- [Prompt] Show every line below where "ACADÉMIQUE" appears.

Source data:
++++++++++++++++++++
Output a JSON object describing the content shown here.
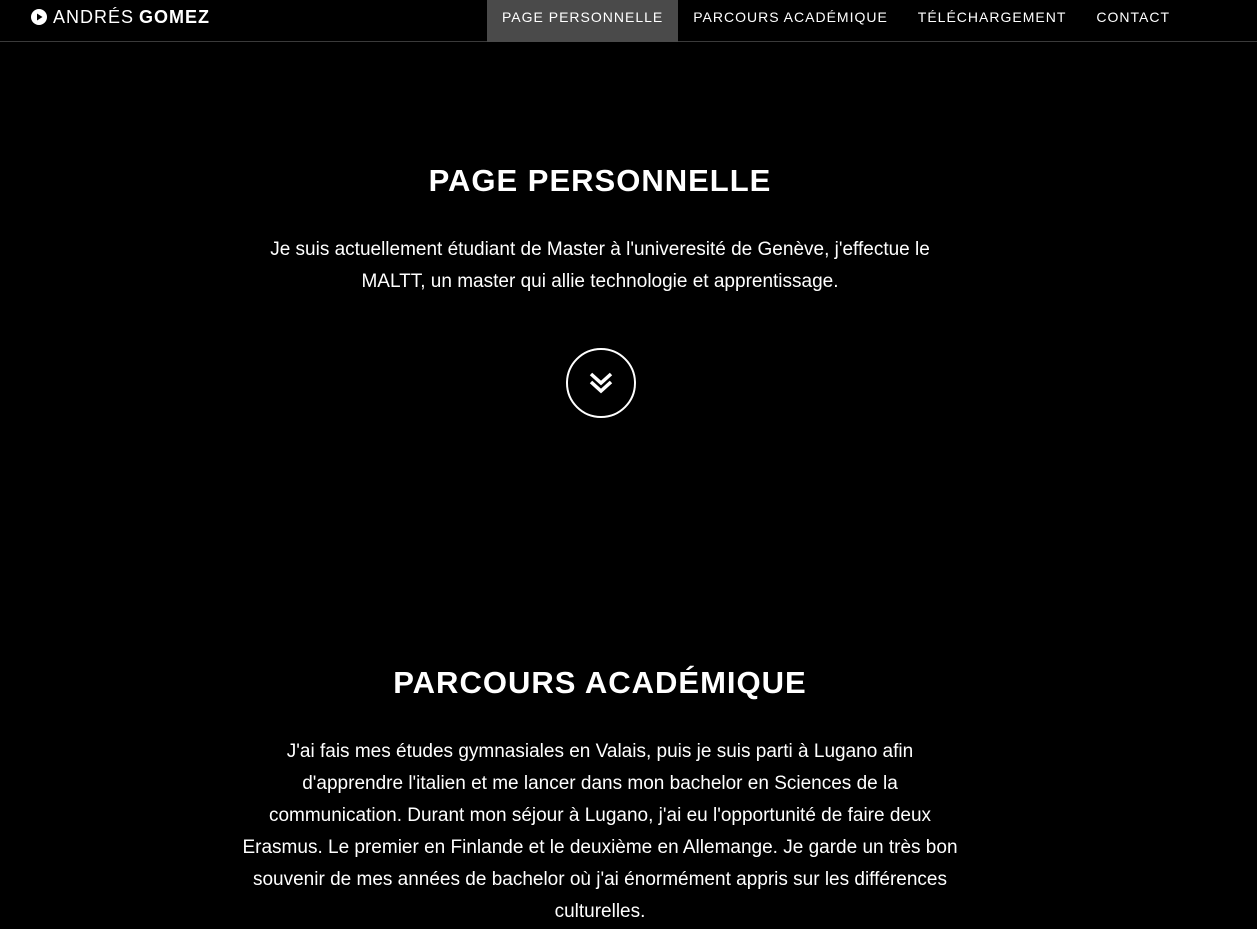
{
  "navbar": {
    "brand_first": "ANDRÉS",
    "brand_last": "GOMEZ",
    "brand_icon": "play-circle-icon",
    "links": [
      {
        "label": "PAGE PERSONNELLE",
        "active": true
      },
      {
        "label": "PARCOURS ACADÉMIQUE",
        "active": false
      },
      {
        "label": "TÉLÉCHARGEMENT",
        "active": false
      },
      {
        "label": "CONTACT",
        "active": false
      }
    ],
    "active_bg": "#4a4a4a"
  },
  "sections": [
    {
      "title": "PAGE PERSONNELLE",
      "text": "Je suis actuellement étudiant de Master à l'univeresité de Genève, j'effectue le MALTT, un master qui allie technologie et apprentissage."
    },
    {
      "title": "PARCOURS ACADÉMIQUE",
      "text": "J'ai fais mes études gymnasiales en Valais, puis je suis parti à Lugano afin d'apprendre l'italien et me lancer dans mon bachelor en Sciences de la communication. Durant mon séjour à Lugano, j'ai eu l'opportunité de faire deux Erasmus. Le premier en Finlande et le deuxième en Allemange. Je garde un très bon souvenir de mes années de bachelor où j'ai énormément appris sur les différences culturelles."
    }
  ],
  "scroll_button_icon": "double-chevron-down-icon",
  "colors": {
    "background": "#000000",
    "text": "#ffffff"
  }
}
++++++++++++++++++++
- [Expected answer]
        "label": "PARCOURS ACADÉMIQUE",
      "title": "PARCOURS ACADÉMIQUE",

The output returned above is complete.